▸ **EXERCISE DETAILS**: Could you retype the entries below exactly, omitting every picture?

Entries taken from a collection

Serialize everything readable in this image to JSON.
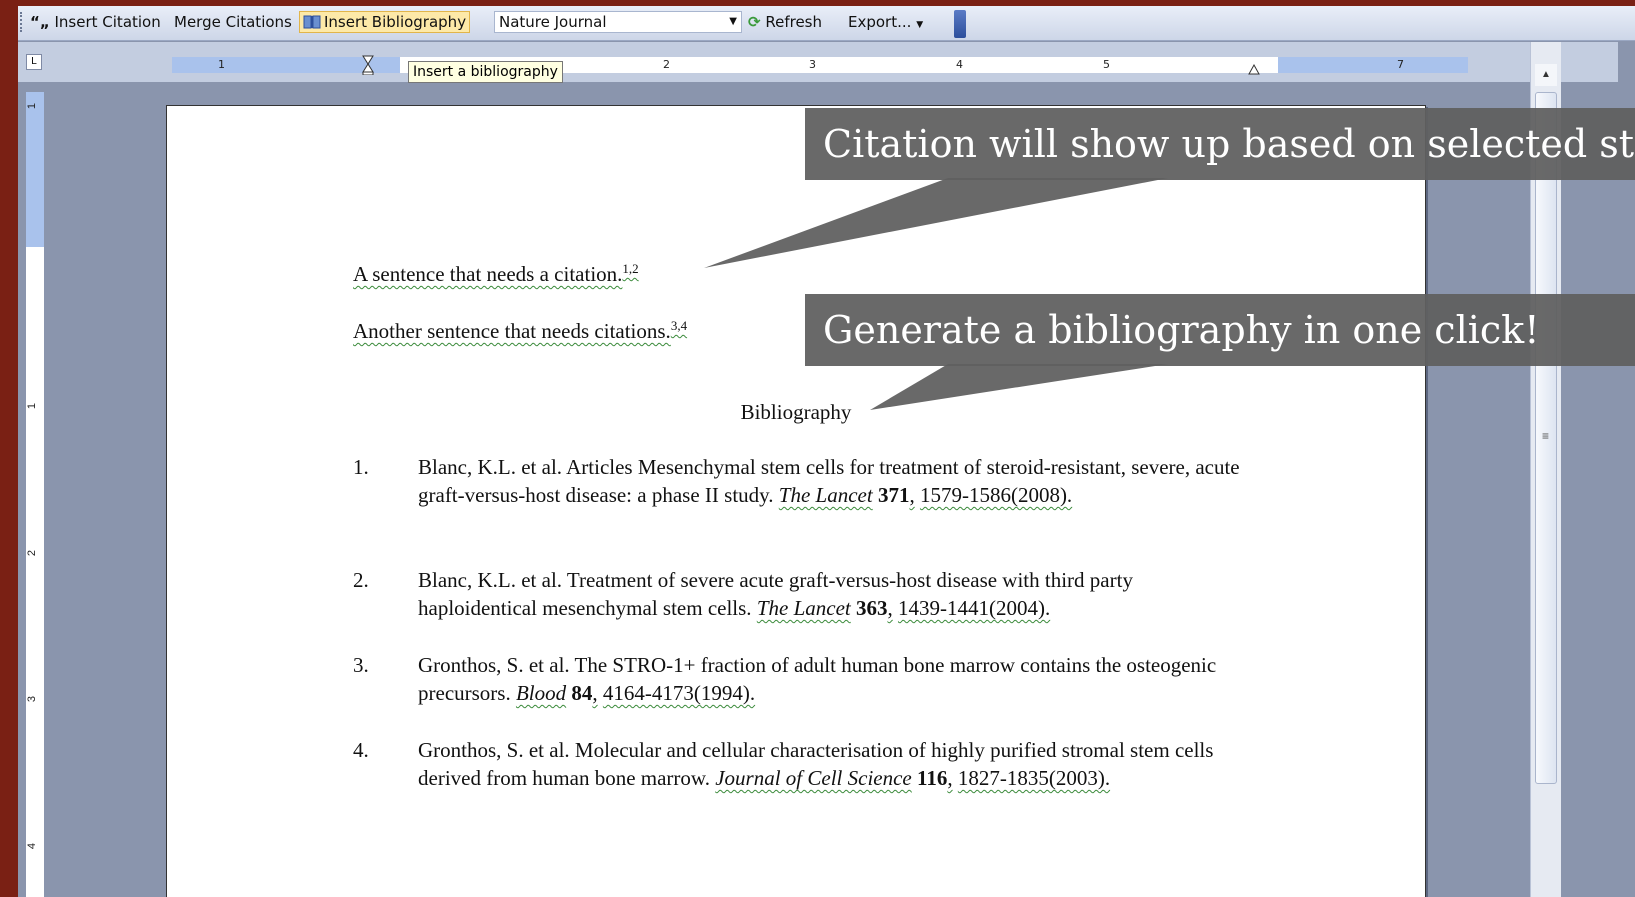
{
  "toolbar": {
    "insert_citation": "Insert Citation",
    "merge_citations": "Merge Citations",
    "insert_bibliography": "Insert Bibliography",
    "style_value": "Nature Journal",
    "refresh": "Refresh",
    "export": "Export..."
  },
  "tooltip": "Insert a bibliography",
  "ruler": {
    "h_numbers": [
      "1",
      "2",
      "3",
      "4",
      "5",
      "7"
    ],
    "v_numbers": [
      "1",
      "1",
      "2",
      "3",
      "4"
    ]
  },
  "document": {
    "sentence1": "A sentence that needs a citation.",
    "sentence1_sup": "1,2",
    "sentence2": "Another sentence that needs citations.",
    "sentence2_sup": "3,4",
    "bibliography_title": "Bibliography",
    "references": [
      {
        "num": "1.",
        "authors": "Blanc, K.L. et al. Articles Mesenchymal stem cells for treatment of steroid-resistant, severe, acute graft-versus-host disease: a phase II study.",
        "journal": "The Lancet",
        "volume": "371",
        "pages": "1579-1586(2008)."
      },
      {
        "num": "2.",
        "authors": "Blanc, K.L. et al. Treatment of severe acute graft-versus-host disease with third party haploidentical mesenchymal stem cells.",
        "journal": "The Lancet",
        "volume": "363",
        "pages": "1439-1441(2004)."
      },
      {
        "num": "3.",
        "authors": "Gronthos, S. et al. The STRO-1+ fraction of adult human bone marrow contains the osteogenic precursors.",
        "journal": "Blood",
        "volume": "84",
        "pages": "4164-4173(1994)."
      },
      {
        "num": "4.",
        "authors": "Gronthos, S. et al. Molecular and cellular characterisation of highly purified stromal stem cells derived from human bone marrow.",
        "journal": "Journal of Cell Science",
        "volume": "116",
        "pages": "1827-1835(2003)."
      }
    ]
  },
  "callouts": {
    "citation": "Citation will show up based on selected st",
    "bibliography": "Generate a bibliography in one click!"
  },
  "colors": {
    "background": "#7a2014",
    "callout": "#606060",
    "highlight": "#fde9a8"
  }
}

▸ **EXPECTED OUTPUT**:
Serialize everything readable in this image to JSON.
{
  "toolbar": {
    "insert_citation": "Insert Citation",
    "merge_citations": "Merge Citations",
    "insert_bibliography": "Insert Bibliography",
    "style_value": "Nature Journal",
    "refresh": "Refresh",
    "export": "Export..."
  },
  "tooltip": "Insert a bibliography",
  "ruler": {
    "h_numbers": [
      "1",
      "2",
      "3",
      "4",
      "5",
      "7"
    ],
    "v_numbers": [
      "1",
      "1",
      "2",
      "3",
      "4"
    ]
  },
  "document": {
    "sentence1": "A sentence that needs a citation.",
    "sentence1_sup": "1,2",
    "sentence2": "Another sentence that needs citations.",
    "sentence2_sup": "3,4",
    "bibliography_title": "Bibliography",
    "references": [
      {
        "num": "1.",
        "authors": "Blanc, K.L. et al. Articles Mesenchymal stem cells for treatment of steroid-resistant, severe, acute graft-versus-host disease: a phase II study.",
        "journal": "The Lancet",
        "volume": "371",
        "pages": "1579-1586(2008)."
      },
      {
        "num": "2.",
        "authors": "Blanc, K.L. et al. Treatment of severe acute graft-versus-host disease with third party haploidentical mesenchymal stem cells.",
        "journal": "The Lancet",
        "volume": "363",
        "pages": "1439-1441(2004)."
      },
      {
        "num": "3.",
        "authors": "Gronthos, S. et al. The STRO-1+ fraction of adult human bone marrow contains the osteogenic precursors.",
        "journal": "Blood",
        "volume": "84",
        "pages": "4164-4173(1994)."
      },
      {
        "num": "4.",
        "authors": "Gronthos, S. et al. Molecular and cellular characterisation of highly purified stromal stem cells derived from human bone marrow.",
        "journal": "Journal of Cell Science",
        "volume": "116",
        "pages": "1827-1835(2003)."
      }
    ]
  },
  "callouts": {
    "citation": "Citation will show up based on selected st",
    "bibliography": "Generate a bibliography in one click!"
  },
  "colors": {
    "background": "#7a2014",
    "callout": "#606060",
    "highlight": "#fde9a8"
  }
}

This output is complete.